Over the years, he reached out once or twice, and I chose to leave his emails unanswered because I didn’t feel emotionally ready to reconnect. I heard about him and his family through the grapevine. His brother got married! His mother was in remission! HE got married! Naturally, I checked out his new wife on Facebook the second I heard the news (and she’s gorgeous). I was happy for him. When James Gandolfini died earlier this year, “The Sopranos” nostalgia helped me muster up the courage to reach out and let him know I hope he’s well. He ignored me…but I guess I expected it.
I had no idea that Marge had gotten sick again. We remained in touch for about six months after my breakup with Pete. I would drop in clandestinely when I knew Pete wouldn’t be home, and I sent her holiday cards (in disguised handwriting) so she knew she wasn’t forgotten. It finally became too painful for me to keep up a relationship with Marge while trying to emotionally heal from my split from Pete. I knew that moving on from him meant moving on from his family, too. And I did move on. But my memories of Marge, and of Pete, are far from gone. In fact, every time I drive through my hometown, I think about stopping in to say hello, but never do. And now I wish I had.

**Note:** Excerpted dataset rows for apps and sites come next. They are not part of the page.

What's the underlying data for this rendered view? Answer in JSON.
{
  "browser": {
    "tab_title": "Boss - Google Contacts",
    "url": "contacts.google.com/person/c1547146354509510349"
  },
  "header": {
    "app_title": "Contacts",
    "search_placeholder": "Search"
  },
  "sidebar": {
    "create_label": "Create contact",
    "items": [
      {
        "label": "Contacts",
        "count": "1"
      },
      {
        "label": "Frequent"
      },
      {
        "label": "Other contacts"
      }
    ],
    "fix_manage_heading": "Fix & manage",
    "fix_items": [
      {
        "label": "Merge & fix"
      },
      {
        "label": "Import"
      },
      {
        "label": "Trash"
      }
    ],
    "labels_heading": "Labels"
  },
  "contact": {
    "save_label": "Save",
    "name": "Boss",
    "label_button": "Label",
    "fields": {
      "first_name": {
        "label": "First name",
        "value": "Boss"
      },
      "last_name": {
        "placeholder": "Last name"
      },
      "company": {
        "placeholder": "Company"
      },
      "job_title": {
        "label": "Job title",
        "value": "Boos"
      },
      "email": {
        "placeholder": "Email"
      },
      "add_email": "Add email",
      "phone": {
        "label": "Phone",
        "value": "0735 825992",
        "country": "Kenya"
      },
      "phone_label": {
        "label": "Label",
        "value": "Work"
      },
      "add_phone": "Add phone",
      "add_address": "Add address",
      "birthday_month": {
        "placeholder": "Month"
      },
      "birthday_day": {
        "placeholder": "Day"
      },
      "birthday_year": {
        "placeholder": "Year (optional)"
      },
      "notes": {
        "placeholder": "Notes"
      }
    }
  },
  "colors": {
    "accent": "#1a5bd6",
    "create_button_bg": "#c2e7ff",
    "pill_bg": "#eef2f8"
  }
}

Finding out that Marge had passed, I felt like I was going through my breakup with Pete all over again. I had lost Marge once before, and this was round two — a permanent round two. My heart ached so terribly for my ex and his family, that I felt foolish feeling so sad about her death myself.
At first, I found myself torn about whether or not it was appropriate to attend the services. The last thing I would want to do is make the family feel uncomfortable by attending, but would they even notice I was there in their haze of misery? Would I be welcomed with open arms? Talked about? I have no idea. Years had passed without seeing Marge, but like her son, she holds a special place in my heart. He was the first boy who truly made me feel loved, and despite the fact that I refused communication over the years, I will always care about him. He taught me to love myself, respect my body and to always be honest about my feelings, even if I was scared. He was the one who always told me to follow my heart and stick to my gut, which is why I felt confident enough to finally end things. And why I know exactly what I have to do for Marge.

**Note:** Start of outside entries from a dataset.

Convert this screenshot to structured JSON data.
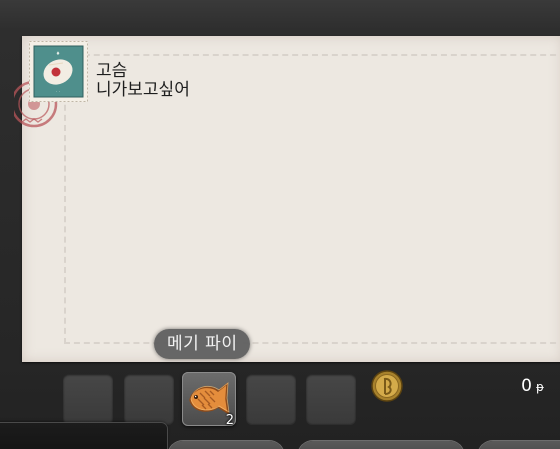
{
  "letter": {
    "line1": "고슴",
    "line2": "니가보고싶어"
  },
  "tooltip": {
    "text": "메기 파이"
  },
  "attachments": {
    "item": {
      "icon": "fish-pie-icon",
      "count": "2"
    }
  },
  "currency": {
    "icon": "gil-coin-icon",
    "amount": "0",
    "unit": "ᵽ"
  },
  "footer": {
    "button1_label": "",
    "button2_label": ""
  }
}
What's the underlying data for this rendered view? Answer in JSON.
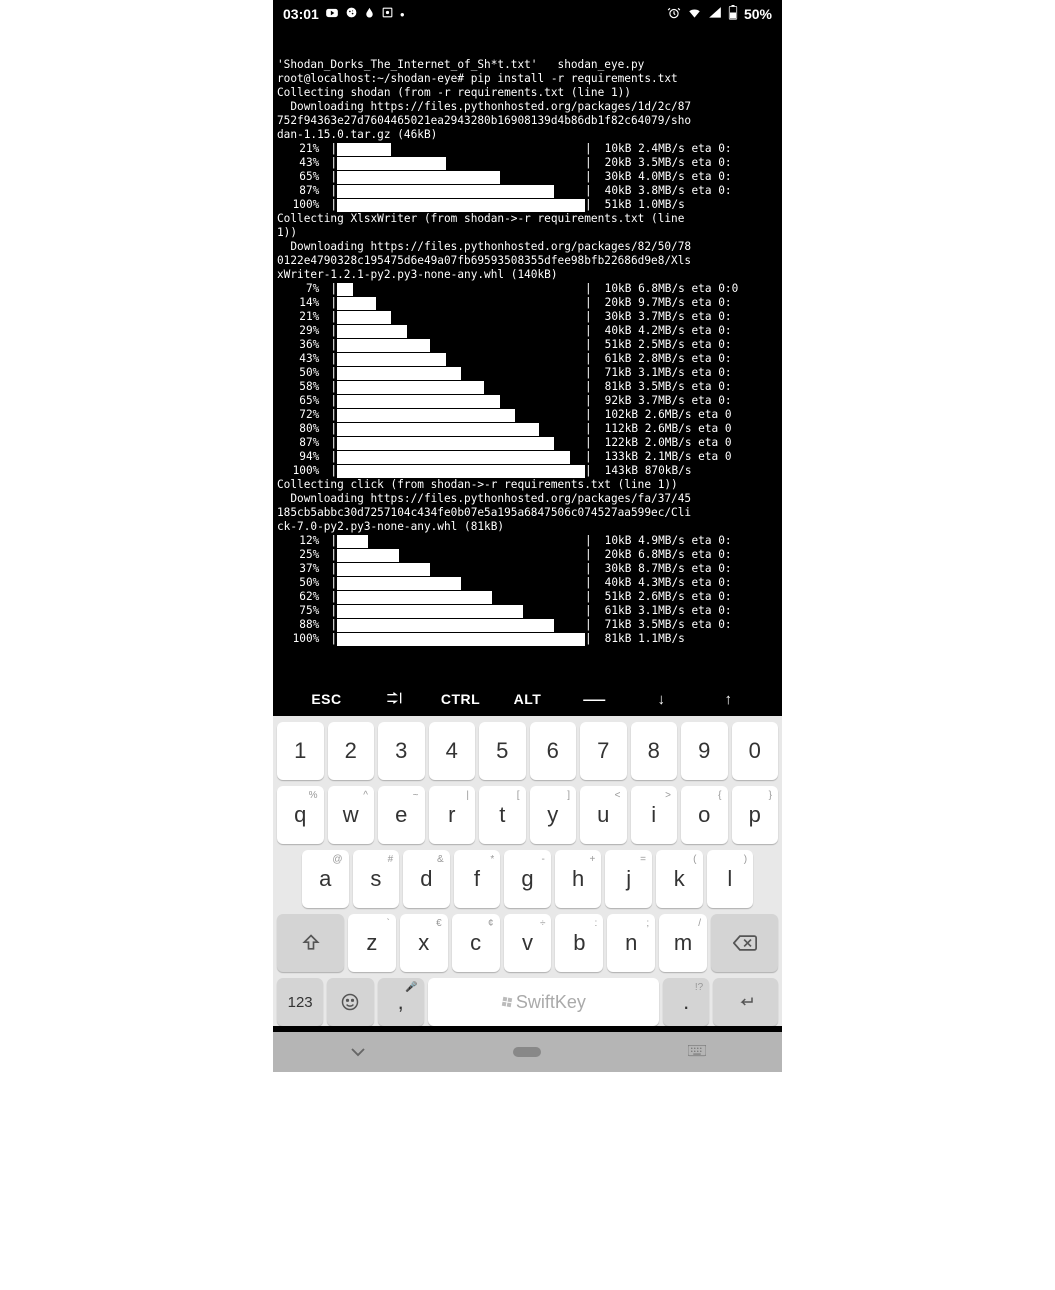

I have to mourn. I will skip the viewing and attend the wake this weekend, sitting quietly in the back of the church where I can pay my respects to a woman I very much cared for. I sent Pete a private Facebook message letting him know how sorry I am for his loss, and that I’ll be at the memorial mass along with my mother, who also cared for Marge.
Mourning doesn’t necessarily mean forgetting. And, really, the same goes for my relationship with Pete and all of the others who’ve followed. Breakups happen. Deaths happen. Fallouts happen. It’s impossible to move forward in life without leaving people behind, but it’s important to pay your respects for what they brought to your life. I realize that now more than ever.
*Names have been changed.
[Photo from Shutterstock]